In a few years I'll pack it in and go work for Doctors Without Borders. You watch me.

Annie said...

The Senate Republicans beat back Medicare reimbursement restoration legislation, and on the same day, it's reported that over 60 BILLION in Medicare fraud occurs annually with only about 5% of claims audited, which if recovered, would pay for physician reimbursements 3x over.

And then I learned about Section 22 - the banality of evil courtesy of the OMB and how the agencies hide their funding needs to make them- er - functional.

Incredible, the government gutting that has gone on.

Sid Schwab said...

Yeah. In their quest to show government is the problem, a la Reagan, the Bushies have pretty much destroyed all accountability and competence. QED.

Health Train Express said...

Sid, I don't know where you find these allegorical pictures. The "meltdown" and slow strangulation of physicians is perfectly pictured here.

Medicine has become terrible. Even at that, just read some of the word gibberish that is published by the OMB in section 22 mentioned by a commentator above.

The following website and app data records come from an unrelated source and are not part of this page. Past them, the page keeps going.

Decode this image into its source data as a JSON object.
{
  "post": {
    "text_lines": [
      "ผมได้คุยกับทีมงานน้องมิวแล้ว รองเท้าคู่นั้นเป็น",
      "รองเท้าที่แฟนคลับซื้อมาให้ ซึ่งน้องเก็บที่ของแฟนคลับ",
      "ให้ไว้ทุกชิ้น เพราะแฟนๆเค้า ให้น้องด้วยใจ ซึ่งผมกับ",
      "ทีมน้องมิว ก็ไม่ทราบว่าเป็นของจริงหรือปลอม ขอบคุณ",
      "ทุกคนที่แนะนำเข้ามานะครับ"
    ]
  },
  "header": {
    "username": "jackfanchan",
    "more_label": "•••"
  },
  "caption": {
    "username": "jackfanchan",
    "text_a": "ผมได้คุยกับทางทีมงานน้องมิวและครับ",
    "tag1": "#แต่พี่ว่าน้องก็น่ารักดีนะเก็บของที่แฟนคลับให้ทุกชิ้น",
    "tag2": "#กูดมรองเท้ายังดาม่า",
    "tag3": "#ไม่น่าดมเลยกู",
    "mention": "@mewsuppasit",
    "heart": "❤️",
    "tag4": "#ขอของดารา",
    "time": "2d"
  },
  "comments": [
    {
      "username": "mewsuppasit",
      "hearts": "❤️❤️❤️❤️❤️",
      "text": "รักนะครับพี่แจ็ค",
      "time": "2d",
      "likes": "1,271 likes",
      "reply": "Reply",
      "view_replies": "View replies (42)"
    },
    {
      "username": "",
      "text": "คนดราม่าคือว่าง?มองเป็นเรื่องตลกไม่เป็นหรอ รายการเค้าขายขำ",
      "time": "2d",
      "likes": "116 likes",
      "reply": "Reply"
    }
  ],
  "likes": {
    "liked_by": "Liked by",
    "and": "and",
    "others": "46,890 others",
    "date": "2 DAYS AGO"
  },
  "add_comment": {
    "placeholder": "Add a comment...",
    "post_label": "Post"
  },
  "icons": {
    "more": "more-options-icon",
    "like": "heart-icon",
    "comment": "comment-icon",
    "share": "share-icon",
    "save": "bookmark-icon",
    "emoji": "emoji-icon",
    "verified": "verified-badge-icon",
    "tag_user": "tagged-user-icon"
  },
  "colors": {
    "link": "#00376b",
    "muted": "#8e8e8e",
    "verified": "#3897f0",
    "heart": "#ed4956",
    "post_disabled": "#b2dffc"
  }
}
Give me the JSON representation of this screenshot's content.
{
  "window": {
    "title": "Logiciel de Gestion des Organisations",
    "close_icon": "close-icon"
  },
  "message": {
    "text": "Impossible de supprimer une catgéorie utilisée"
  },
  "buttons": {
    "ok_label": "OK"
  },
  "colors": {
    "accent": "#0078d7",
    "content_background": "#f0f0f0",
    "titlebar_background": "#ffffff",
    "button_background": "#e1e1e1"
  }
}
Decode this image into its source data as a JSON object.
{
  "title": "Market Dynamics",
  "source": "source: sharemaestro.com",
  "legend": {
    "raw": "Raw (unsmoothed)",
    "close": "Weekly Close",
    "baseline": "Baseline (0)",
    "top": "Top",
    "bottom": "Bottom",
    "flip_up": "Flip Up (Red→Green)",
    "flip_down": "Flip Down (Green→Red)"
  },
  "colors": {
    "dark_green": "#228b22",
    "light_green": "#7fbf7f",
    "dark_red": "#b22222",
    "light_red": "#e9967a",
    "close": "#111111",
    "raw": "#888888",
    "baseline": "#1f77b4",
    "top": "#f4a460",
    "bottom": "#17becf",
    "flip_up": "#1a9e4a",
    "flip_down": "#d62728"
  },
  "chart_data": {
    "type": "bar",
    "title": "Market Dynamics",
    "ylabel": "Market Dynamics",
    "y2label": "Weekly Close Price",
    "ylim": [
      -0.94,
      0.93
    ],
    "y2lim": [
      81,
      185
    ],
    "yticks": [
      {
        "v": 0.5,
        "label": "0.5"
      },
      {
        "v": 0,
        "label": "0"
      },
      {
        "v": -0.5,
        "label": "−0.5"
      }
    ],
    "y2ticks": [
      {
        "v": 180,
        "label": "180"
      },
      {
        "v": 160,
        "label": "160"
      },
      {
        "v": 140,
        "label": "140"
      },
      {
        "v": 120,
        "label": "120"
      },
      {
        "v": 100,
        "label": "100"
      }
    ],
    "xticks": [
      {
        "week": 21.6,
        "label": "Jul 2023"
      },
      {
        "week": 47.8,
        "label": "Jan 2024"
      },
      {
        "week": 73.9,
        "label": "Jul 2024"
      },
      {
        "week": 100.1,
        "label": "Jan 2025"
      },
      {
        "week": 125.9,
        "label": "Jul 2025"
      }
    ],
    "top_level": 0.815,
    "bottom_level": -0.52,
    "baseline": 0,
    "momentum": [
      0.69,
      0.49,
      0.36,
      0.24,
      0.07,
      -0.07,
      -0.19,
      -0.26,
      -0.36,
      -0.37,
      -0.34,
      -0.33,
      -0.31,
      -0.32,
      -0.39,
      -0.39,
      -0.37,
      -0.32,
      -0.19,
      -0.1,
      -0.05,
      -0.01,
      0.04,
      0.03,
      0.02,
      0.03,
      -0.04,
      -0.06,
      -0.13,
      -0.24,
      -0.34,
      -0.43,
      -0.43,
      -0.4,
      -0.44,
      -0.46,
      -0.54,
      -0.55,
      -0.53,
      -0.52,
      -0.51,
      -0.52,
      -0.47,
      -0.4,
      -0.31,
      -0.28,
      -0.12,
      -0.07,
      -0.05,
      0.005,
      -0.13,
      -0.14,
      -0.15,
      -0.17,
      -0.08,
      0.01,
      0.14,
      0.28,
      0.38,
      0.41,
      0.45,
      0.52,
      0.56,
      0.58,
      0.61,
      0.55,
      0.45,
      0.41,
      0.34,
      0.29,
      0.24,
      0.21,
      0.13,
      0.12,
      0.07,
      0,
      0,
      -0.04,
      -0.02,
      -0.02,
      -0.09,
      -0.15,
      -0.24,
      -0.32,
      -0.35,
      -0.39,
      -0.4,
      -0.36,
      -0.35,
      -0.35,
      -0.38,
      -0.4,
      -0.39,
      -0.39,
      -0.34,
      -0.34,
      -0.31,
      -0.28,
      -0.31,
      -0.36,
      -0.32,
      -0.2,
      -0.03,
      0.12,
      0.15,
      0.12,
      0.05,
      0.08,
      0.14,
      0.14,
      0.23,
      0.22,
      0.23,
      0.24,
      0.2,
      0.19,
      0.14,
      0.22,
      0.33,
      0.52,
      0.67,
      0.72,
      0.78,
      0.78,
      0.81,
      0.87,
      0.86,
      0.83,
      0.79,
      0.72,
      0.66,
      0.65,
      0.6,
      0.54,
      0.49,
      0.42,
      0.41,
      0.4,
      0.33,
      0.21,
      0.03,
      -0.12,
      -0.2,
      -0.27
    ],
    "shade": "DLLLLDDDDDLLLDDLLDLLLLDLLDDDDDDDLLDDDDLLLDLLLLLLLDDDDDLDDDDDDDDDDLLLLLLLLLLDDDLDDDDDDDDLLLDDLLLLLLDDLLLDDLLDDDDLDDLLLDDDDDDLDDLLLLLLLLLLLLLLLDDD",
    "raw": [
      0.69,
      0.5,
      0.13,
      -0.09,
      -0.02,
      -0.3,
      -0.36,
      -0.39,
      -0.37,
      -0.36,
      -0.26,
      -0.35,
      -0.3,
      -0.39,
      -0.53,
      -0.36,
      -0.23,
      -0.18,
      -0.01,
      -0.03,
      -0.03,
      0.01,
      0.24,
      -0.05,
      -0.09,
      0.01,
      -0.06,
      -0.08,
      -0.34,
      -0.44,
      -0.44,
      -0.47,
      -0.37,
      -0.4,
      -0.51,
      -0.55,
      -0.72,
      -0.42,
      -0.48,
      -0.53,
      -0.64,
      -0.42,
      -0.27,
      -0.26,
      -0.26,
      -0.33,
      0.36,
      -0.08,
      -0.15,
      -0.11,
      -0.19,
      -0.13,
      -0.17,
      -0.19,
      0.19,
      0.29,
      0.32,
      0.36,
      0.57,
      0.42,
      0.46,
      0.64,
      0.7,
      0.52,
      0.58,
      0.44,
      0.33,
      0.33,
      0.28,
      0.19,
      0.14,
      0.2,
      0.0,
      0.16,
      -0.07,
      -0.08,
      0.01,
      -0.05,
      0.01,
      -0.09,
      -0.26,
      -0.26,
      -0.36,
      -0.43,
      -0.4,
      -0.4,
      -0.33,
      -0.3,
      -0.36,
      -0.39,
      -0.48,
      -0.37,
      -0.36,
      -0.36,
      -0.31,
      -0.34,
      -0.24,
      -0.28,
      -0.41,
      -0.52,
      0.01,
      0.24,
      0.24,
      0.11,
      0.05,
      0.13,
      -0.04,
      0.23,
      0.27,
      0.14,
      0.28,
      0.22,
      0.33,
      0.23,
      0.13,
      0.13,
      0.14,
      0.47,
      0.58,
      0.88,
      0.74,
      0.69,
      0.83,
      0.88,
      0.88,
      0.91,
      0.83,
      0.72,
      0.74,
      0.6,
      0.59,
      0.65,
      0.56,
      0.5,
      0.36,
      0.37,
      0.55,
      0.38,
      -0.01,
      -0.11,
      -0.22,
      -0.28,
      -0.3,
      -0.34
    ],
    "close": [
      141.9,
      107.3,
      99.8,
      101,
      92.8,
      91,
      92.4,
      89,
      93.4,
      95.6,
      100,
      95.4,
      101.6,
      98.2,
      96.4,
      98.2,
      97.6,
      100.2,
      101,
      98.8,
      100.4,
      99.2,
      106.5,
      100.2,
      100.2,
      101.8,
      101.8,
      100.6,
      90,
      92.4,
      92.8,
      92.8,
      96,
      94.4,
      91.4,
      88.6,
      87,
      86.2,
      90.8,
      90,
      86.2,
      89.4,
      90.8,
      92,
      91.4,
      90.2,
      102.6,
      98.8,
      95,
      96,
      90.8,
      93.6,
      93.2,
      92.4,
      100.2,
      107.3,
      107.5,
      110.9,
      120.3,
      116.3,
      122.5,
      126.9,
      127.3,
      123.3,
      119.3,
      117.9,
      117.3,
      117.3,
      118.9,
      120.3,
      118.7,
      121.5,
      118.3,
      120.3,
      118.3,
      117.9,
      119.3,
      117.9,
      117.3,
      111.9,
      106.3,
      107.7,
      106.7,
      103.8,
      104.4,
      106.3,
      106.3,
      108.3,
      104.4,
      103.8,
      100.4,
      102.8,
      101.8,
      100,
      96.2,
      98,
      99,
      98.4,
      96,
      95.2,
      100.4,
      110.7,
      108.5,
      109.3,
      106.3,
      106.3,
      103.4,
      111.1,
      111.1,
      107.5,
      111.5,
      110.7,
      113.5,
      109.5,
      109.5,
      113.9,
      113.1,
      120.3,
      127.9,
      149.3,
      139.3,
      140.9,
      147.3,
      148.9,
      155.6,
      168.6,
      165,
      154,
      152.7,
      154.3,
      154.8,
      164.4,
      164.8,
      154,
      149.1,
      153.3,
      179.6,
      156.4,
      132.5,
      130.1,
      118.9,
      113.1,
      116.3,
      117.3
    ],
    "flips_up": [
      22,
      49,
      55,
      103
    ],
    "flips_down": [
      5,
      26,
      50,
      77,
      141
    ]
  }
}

Yes there will be greater access, to CVS minute clinics (which by the way has one in my neighborhood. There are usually two PAs there and zero patients almost every time I walk by....
I give this about 24 months before the banks call in the loans and capital from CVS et al.

Then too I have been wrong about DRGs, HMOs, RVS codes, SGRs (they will never work...They didn't, but let's pretend they did....

Chris Bent said...

Hmmm, the worst part about posts like these is knowing I made the wrong choice doing research in breast cancer/mammography instead of plastic surgery :( Perhaps I really should have tried to be an engineer like my girlfriend, her current job and future prospects look brighter than mine everyday. Hell, no one tells her company what they can and cannot charge clients.

The 24 yr old MSIII.

Sid Schwab said...

Well, Chris, I feel bad when I read comments like yours, because we do need good people to choose medicine as a career, and I'm glad you did. Given the need for good doctors, it seems that the system will eventually be re-oriented in a way to find a balance. Let's hope so.